That attention to detail was maintained by the actors. Ryan Gosling spent time at the Armstrong Air and Space Museum, Nasa's Cape Canaveral and Houston facilities, and with Neil's sister, June, at her farm in Wapakoneta, Ohio, where Neil was born.
Pat White, the widow of Ed White, an astronaut who was once billed as "the next John Glenn", took her own life in 1983. Actor Olivia Hamilton, who plays Pat in the film, sought out surviving family members.
"I went to Dallas to meet her daughter Bonnie White and I spoke on the phone with her son," says Hamilton. "They were really helpful at filling some of the blanks. You don't really read anything specific about Pat in any of the interviews you find. There was a risk of playing her like a generic astronaut's wife based on some if the books out there. Bonnie helped define her. This was who my mother was; this was her relationship. And that was what Jason Clarke [who plays Ed White] and I used to create the characters."
And they really are characters. One of the most admirable aspects of First Man is that it represents a giant leap for womankind in its depiction of the astronauts' wives.
“In developing the story, Damien and Josh would talk a lot about wanting the women to be written in a way that was specific and holistic and showed nuance,” says Hamilton. “We were lucky in getting a script where that was already baked in.”
"Damien was always very clear that he wanted to make a film that analysed the quest to go to the moon through Neil's eyes and his family," says Claire Foy, who plays Neil's wife, Janet Armstrong. "It wasn't just one man that made this happen. He had children and a wife and in order to go to the moon he had to leave them behind. Josh Singer, in the script, and Damien never made it feel like Janet or any of the other characters were secondary to Neil. It was very much a story where everybody had a vested interest. I was very appreciative of that. It wasn't a cliché. It wasn't just a wife part.
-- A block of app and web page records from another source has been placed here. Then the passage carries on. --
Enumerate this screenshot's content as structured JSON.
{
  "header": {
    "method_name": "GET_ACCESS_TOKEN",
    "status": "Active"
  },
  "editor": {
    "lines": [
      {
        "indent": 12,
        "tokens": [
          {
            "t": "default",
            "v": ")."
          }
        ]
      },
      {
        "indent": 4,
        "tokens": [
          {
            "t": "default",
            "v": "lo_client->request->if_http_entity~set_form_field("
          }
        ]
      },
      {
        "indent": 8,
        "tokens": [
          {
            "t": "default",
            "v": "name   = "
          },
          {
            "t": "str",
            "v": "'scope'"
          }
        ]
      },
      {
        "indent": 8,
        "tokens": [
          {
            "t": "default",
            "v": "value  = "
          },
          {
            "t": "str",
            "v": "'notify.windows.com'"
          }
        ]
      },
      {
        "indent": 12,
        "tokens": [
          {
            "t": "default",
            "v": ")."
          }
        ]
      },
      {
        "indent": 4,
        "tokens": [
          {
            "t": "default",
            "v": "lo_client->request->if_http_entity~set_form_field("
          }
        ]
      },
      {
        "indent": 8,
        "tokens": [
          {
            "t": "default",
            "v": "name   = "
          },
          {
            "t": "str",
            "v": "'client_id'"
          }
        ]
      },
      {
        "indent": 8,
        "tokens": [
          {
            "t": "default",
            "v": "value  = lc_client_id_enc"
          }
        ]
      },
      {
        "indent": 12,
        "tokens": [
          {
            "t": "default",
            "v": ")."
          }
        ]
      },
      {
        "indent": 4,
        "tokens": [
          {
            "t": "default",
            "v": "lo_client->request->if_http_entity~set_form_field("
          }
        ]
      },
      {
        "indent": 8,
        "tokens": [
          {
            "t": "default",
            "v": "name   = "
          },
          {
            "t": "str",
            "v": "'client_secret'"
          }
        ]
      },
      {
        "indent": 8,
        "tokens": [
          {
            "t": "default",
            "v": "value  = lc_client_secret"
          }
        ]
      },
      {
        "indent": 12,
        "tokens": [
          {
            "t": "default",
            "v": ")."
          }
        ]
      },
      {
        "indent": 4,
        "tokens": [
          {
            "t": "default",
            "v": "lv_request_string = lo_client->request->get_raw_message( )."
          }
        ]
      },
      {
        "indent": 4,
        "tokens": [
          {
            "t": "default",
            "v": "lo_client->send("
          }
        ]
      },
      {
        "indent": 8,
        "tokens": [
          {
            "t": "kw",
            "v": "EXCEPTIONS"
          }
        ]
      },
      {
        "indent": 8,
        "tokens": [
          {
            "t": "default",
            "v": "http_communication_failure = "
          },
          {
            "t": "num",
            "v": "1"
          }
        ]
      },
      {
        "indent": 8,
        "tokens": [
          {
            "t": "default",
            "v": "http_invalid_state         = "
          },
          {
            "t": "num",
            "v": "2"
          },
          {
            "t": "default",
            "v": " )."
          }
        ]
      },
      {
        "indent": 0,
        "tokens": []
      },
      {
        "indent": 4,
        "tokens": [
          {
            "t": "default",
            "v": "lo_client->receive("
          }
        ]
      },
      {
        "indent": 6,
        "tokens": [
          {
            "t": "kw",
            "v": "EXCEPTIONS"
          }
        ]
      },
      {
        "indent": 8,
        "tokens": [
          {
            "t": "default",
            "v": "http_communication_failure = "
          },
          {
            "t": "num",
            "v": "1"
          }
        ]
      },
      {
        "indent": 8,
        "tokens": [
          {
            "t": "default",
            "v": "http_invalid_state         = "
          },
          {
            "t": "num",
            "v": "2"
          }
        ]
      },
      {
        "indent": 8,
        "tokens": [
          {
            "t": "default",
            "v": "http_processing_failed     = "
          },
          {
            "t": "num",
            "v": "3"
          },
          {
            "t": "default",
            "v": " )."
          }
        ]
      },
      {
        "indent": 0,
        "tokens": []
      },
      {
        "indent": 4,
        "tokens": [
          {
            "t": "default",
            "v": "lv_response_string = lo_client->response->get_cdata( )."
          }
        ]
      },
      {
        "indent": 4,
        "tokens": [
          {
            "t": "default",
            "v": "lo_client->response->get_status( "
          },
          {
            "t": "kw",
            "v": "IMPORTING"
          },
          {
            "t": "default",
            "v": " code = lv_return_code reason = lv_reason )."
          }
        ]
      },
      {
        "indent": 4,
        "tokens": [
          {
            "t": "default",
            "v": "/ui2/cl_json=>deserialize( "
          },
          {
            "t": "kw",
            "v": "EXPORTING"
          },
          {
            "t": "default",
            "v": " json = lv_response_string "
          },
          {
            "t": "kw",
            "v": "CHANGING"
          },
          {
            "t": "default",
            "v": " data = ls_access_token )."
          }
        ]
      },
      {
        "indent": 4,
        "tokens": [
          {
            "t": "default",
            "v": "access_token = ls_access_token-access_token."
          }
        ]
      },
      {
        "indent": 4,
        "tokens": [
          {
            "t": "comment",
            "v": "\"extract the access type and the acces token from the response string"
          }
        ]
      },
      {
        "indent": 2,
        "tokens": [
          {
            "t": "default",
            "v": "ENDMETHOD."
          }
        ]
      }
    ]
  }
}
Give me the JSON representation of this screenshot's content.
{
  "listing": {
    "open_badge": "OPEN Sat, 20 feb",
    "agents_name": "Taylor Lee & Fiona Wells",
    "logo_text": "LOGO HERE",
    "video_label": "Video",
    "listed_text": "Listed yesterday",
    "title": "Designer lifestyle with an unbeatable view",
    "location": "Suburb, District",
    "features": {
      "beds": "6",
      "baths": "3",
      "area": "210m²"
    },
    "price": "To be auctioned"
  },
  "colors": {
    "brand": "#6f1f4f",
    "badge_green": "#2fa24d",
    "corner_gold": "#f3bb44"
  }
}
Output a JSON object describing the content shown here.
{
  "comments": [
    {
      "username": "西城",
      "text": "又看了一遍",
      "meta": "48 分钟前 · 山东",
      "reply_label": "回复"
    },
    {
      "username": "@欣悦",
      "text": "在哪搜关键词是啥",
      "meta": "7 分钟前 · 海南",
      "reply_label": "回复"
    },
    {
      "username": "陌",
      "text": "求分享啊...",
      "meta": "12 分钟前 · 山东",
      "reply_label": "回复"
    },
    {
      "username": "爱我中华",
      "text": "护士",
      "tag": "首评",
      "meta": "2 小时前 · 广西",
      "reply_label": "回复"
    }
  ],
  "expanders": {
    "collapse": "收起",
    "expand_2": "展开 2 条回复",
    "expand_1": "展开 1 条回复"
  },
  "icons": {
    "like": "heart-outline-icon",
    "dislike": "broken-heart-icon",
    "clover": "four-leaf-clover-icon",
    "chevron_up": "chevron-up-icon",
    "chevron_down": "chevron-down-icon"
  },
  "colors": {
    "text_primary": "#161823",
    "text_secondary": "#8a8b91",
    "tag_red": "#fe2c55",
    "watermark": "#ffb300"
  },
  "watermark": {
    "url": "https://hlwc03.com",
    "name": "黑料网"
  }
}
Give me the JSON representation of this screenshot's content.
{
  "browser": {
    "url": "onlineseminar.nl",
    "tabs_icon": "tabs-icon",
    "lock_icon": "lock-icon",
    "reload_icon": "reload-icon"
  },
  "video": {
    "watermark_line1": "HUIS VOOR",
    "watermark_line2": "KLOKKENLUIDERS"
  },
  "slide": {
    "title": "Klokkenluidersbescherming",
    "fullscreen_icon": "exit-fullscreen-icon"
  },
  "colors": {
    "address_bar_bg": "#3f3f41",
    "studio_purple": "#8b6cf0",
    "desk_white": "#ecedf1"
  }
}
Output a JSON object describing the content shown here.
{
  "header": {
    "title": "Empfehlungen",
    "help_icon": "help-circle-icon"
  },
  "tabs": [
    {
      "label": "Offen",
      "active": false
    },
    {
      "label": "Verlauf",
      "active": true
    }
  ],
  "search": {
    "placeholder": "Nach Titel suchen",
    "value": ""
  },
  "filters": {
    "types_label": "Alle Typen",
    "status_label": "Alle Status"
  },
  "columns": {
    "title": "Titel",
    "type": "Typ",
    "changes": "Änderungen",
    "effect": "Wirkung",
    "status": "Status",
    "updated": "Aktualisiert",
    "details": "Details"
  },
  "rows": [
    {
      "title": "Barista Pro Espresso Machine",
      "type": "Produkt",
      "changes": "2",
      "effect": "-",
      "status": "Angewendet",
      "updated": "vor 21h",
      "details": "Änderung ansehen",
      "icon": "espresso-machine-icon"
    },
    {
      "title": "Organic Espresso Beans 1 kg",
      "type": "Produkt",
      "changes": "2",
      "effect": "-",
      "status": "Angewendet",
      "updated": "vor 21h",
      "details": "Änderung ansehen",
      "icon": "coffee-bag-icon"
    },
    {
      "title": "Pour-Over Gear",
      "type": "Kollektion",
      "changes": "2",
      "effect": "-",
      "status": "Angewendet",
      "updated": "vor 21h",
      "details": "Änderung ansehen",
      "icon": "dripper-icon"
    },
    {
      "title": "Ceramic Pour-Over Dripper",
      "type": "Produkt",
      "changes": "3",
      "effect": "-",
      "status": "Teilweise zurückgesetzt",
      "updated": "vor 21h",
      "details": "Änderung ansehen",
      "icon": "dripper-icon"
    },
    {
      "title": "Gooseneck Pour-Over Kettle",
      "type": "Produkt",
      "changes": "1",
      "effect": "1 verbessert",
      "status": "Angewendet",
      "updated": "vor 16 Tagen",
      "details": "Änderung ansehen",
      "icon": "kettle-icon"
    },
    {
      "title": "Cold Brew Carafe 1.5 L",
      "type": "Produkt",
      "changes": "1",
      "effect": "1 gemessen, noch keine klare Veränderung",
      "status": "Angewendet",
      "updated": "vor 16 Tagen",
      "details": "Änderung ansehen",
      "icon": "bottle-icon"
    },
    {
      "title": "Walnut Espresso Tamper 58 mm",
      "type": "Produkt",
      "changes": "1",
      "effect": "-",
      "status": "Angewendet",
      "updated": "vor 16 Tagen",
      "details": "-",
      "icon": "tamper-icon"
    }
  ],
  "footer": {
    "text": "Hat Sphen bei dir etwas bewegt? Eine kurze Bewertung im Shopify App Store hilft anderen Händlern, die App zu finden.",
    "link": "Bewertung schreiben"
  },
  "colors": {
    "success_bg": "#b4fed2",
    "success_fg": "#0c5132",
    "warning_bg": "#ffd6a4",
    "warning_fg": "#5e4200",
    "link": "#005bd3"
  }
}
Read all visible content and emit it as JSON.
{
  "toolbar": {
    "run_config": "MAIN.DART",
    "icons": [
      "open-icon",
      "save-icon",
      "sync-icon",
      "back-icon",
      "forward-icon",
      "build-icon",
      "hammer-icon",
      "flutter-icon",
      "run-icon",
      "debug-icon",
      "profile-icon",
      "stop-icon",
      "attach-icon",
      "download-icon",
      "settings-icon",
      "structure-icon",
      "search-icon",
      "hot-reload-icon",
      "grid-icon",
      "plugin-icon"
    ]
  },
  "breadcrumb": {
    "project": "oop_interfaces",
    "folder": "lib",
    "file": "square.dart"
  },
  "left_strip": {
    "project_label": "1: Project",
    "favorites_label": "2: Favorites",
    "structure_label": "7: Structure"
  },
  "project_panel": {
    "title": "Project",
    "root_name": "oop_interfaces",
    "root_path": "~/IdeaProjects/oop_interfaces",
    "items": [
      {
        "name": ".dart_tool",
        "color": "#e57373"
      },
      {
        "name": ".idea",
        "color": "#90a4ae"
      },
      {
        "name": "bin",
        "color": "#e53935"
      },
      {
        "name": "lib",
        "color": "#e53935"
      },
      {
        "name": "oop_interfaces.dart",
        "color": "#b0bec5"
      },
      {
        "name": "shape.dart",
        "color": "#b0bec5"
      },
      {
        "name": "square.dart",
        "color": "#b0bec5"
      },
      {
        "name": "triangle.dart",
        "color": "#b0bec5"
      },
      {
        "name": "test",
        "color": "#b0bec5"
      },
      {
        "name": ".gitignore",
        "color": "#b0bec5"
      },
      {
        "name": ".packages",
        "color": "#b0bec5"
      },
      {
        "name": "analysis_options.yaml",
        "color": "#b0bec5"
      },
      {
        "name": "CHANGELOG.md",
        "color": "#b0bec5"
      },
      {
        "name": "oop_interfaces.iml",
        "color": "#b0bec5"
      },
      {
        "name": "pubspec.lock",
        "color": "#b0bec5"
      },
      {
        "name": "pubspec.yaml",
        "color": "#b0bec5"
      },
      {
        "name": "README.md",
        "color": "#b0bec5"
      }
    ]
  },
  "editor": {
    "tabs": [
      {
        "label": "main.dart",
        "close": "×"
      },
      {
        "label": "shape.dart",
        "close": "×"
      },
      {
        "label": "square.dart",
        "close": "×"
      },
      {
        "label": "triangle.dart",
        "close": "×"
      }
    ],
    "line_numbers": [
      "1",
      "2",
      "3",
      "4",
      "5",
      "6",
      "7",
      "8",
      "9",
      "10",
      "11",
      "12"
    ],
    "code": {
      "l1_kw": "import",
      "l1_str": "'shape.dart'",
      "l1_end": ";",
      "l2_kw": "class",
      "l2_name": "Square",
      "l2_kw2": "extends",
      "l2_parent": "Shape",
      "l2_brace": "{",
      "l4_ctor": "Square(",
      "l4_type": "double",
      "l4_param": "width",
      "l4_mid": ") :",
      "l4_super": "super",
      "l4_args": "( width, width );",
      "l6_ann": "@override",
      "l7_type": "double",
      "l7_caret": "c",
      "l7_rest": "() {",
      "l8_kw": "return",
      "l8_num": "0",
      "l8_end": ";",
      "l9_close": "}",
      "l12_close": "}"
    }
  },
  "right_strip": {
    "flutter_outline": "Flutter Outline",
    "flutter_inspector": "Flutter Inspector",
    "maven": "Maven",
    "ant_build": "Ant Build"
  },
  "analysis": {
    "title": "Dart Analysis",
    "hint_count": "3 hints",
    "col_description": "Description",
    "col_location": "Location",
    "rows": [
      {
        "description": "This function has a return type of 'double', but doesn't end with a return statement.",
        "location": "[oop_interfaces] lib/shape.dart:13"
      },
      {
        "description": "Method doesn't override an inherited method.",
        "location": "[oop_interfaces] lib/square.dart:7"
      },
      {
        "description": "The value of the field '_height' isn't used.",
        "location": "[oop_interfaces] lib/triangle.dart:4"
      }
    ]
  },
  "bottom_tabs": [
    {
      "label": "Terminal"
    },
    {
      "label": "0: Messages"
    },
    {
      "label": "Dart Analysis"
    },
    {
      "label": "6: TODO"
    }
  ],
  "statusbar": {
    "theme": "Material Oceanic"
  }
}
The fact that she was his wife was incredibly important to the story."
Foy, who is best known for playing Queen Elizabeth II in The Crown – another historical figure who has to keep up appearances in times of crisis – notes that despite the wealth of materials written about the Apollo missions, there is very little material available on Janet Armstrong.
“I never got to meet Janet, unfortunately,” says Foy. “But I was very lucky to be welcomed by the Armstrong family, by Rick and Mark, who gave me so much information and help with portraying their mother.”
“We have computers in our pockets that are more powerful than the ones that got us to the moon” became a mantra during the film’s pre-production period. Director Chazelle remains awestruck by the madness and impossibility of what Nasa and Armstrong achieved.
“This idea of how difficult it is to, say, break free of Earth’s atmosphere, how difficult it is to break free of Earth’s orbit as they did in the ’60s, and of course how difficult it is to go all the way to the moon,” says the Academy Award-winning director. “And the magnitude of distance that that represents. Now we have the benefit of living in the afterglow of the success story of the moon landing. For me, it was important to show how crazy the whole thing was. It was a potentially insane enterprise that just happened to work and it worked because of these incredibly brave, hardworking individuals.”
First Man opens October 12th